ABOUT THIS TASK:
Check every line of the records below for the string "save" and copy the ones that have it.

Records excerpted from a collection:

○ ○ ○ ○ ○ ○ ○

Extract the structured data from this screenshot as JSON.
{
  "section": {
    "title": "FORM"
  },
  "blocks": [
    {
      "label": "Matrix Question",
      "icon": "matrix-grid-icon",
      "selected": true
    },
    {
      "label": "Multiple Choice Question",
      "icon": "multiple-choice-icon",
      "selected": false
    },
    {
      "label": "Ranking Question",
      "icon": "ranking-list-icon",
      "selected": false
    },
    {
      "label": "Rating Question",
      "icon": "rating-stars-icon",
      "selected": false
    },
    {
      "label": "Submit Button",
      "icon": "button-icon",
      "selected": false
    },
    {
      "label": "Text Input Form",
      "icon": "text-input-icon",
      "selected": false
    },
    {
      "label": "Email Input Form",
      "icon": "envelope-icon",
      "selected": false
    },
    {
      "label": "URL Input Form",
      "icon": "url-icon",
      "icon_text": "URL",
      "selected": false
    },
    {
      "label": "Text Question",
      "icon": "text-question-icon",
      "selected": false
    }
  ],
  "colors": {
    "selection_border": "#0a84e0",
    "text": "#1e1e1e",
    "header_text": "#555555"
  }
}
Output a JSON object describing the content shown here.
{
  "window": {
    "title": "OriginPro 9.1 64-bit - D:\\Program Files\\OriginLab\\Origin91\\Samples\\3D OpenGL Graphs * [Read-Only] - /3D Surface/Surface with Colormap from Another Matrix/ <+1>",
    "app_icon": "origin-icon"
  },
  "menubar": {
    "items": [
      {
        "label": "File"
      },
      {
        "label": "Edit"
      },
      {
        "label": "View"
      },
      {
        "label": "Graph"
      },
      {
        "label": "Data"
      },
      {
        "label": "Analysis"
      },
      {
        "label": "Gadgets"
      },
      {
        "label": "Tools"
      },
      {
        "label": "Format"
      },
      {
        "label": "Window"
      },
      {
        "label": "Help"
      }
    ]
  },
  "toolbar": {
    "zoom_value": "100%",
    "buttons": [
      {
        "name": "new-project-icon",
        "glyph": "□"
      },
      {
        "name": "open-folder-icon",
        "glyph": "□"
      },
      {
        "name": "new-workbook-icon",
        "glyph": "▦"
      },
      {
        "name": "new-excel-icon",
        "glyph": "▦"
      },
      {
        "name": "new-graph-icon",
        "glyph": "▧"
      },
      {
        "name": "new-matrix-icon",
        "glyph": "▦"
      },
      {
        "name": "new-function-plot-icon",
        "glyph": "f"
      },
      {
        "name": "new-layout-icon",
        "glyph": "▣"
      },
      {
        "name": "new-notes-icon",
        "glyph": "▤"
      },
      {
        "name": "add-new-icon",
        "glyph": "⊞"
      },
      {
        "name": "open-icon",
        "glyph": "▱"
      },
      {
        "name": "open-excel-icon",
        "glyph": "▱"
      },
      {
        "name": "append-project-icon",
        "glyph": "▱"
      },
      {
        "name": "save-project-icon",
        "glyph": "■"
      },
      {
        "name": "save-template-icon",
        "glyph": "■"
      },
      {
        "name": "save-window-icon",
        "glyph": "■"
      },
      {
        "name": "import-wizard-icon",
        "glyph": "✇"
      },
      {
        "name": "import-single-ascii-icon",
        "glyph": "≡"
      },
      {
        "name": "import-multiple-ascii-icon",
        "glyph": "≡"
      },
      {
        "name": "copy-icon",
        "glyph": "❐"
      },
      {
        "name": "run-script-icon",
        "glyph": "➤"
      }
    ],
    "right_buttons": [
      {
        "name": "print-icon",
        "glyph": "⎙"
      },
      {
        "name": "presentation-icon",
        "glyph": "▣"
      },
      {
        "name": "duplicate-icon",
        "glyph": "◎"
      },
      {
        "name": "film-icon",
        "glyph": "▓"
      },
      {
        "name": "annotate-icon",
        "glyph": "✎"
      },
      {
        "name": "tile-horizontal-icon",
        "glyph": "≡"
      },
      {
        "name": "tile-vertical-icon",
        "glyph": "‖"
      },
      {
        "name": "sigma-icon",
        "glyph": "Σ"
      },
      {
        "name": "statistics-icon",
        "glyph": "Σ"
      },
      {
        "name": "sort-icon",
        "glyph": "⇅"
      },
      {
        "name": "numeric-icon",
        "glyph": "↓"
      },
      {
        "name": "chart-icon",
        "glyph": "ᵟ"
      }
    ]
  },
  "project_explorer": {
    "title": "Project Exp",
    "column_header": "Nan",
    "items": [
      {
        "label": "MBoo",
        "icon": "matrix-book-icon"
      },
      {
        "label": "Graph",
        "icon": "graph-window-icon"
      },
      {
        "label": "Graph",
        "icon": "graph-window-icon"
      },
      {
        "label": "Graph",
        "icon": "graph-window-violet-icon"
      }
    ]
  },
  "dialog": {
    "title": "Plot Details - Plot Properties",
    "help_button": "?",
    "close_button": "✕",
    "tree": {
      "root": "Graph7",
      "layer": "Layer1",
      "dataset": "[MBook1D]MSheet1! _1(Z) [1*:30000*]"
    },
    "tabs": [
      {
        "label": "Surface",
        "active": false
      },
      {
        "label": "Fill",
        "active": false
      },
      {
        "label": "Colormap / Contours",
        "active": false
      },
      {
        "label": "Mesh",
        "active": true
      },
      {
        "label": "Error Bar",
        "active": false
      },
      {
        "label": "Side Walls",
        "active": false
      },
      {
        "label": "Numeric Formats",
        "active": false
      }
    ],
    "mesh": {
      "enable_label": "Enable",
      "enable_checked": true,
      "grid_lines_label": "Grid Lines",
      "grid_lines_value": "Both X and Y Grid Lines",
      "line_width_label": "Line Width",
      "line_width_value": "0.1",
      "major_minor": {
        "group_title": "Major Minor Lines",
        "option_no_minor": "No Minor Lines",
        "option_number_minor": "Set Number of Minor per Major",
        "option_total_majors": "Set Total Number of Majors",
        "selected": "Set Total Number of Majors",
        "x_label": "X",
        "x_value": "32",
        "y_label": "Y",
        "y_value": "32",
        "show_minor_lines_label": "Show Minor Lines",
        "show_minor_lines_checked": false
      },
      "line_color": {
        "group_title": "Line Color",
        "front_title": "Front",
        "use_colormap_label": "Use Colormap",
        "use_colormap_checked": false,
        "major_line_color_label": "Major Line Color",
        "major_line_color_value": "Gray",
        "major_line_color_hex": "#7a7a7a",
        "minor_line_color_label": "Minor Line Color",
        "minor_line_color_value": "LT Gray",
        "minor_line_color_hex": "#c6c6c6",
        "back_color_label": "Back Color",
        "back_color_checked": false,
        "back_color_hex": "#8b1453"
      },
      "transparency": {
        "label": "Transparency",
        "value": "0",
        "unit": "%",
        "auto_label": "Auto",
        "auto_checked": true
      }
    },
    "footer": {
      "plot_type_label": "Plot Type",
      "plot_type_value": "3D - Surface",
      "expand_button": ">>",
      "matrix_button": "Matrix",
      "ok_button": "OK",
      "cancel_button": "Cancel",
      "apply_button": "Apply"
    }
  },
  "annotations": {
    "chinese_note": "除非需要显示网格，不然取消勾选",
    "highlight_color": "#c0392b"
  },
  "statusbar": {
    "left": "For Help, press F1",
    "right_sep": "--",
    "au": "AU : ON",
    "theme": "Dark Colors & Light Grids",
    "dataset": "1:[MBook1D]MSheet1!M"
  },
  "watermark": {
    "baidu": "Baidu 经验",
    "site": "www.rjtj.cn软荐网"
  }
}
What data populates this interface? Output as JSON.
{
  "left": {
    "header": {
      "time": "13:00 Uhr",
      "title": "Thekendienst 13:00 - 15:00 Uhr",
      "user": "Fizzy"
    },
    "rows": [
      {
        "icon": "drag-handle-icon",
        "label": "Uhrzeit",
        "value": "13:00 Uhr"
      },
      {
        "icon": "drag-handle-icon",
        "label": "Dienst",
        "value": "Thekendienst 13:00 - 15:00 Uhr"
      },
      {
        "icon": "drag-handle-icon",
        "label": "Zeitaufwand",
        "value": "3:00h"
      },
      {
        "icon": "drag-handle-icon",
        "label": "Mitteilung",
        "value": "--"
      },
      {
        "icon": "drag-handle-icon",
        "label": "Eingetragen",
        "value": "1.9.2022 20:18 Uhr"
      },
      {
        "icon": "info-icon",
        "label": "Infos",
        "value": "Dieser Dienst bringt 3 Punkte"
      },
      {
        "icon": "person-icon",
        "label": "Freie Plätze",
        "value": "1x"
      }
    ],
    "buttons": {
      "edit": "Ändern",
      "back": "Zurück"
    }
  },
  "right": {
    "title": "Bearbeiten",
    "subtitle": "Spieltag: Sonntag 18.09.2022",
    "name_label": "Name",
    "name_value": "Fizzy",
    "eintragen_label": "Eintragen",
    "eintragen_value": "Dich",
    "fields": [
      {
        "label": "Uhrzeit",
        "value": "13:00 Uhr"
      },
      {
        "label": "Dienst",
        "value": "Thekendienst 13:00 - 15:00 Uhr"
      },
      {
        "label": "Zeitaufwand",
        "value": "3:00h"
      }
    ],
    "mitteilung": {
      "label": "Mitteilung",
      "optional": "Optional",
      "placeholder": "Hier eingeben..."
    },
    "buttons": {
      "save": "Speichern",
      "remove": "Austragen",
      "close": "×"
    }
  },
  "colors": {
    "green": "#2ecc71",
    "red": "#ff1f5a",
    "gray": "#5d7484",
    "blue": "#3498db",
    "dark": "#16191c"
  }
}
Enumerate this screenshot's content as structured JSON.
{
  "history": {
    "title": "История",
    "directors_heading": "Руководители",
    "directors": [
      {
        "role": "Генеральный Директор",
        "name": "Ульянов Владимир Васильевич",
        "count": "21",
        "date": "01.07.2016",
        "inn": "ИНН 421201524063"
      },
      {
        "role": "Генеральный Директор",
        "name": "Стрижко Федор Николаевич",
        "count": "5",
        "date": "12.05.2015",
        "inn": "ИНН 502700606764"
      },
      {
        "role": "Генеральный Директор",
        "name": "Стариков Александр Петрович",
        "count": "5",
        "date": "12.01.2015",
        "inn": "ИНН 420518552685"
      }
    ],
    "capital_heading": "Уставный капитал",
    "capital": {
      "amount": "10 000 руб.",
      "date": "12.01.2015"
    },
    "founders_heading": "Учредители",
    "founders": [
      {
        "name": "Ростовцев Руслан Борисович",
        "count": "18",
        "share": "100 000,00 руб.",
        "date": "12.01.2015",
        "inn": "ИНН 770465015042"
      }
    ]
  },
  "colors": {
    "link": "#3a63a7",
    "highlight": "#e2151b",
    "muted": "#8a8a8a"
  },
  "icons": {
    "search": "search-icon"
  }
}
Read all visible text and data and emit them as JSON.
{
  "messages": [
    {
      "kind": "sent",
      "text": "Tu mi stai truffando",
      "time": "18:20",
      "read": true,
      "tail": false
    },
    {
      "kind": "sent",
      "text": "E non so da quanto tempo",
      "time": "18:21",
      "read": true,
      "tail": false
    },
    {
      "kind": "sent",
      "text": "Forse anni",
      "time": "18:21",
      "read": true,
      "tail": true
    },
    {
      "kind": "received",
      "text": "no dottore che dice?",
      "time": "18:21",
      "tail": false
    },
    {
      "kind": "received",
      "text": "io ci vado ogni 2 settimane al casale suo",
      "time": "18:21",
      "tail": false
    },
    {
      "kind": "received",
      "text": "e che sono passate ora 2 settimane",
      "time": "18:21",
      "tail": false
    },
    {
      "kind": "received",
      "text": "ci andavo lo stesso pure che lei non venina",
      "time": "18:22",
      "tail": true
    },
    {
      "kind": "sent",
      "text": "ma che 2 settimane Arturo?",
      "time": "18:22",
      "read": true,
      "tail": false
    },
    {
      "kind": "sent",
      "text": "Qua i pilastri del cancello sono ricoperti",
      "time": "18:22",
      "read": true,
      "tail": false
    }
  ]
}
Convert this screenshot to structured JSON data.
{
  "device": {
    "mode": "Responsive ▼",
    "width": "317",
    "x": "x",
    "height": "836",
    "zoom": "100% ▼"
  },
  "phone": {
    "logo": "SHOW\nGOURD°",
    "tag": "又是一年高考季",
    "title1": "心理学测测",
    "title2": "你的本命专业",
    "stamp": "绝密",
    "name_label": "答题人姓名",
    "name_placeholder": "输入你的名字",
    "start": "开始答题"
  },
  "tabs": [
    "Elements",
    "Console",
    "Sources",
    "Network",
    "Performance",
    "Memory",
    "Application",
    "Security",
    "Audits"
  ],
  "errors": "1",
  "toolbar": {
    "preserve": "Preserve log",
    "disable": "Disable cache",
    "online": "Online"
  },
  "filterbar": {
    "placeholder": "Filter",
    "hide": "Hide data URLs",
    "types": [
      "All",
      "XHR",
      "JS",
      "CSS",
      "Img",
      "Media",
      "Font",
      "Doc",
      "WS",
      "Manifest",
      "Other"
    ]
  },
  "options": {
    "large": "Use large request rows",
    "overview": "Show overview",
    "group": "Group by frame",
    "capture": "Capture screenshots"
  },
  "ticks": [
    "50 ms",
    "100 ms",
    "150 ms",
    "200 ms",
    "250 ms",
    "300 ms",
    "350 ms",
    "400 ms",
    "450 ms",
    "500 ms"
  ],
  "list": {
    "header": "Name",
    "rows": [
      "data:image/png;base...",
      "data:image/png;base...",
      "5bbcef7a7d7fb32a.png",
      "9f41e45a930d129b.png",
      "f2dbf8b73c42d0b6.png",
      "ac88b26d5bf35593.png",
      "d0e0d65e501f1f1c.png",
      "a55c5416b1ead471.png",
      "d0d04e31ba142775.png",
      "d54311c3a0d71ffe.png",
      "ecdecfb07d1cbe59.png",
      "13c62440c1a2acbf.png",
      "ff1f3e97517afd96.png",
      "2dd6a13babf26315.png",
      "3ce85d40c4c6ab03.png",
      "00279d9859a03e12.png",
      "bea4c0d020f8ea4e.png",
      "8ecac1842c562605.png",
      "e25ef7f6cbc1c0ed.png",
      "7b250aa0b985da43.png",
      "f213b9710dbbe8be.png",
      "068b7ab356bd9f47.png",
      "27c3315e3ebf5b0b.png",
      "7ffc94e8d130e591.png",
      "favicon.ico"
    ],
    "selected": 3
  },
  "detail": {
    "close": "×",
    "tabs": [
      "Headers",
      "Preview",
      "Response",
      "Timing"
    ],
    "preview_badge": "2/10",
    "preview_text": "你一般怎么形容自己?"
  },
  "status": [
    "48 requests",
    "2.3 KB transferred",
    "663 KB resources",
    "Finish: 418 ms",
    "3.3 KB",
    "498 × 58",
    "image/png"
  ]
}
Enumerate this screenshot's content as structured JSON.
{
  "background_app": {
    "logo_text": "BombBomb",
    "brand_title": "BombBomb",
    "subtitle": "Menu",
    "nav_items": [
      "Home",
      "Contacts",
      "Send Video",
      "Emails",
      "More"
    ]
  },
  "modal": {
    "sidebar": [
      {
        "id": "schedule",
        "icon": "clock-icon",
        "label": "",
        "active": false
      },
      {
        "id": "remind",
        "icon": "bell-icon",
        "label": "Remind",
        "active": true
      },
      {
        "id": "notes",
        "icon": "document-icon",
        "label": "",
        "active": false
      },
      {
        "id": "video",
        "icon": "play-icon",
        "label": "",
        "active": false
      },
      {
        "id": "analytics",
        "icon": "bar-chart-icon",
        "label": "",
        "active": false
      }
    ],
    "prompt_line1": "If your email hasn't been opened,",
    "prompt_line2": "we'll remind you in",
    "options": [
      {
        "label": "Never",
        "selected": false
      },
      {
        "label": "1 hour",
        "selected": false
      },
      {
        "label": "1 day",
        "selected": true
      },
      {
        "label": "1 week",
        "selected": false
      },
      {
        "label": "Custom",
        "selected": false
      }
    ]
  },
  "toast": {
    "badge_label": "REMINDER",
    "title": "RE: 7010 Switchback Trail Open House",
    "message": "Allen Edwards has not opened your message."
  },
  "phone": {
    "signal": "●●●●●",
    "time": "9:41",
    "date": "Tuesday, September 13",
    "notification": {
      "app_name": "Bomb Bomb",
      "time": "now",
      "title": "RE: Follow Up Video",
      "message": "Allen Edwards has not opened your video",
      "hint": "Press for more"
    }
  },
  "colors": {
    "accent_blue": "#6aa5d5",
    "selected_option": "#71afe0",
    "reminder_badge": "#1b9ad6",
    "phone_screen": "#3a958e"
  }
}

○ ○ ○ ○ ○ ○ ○

PROBLEM SOLUTION:
        "name": "save-project-icon",
        "name": "save-template-icon",
        "name": "save-window-icon",
      "save": "Speichern",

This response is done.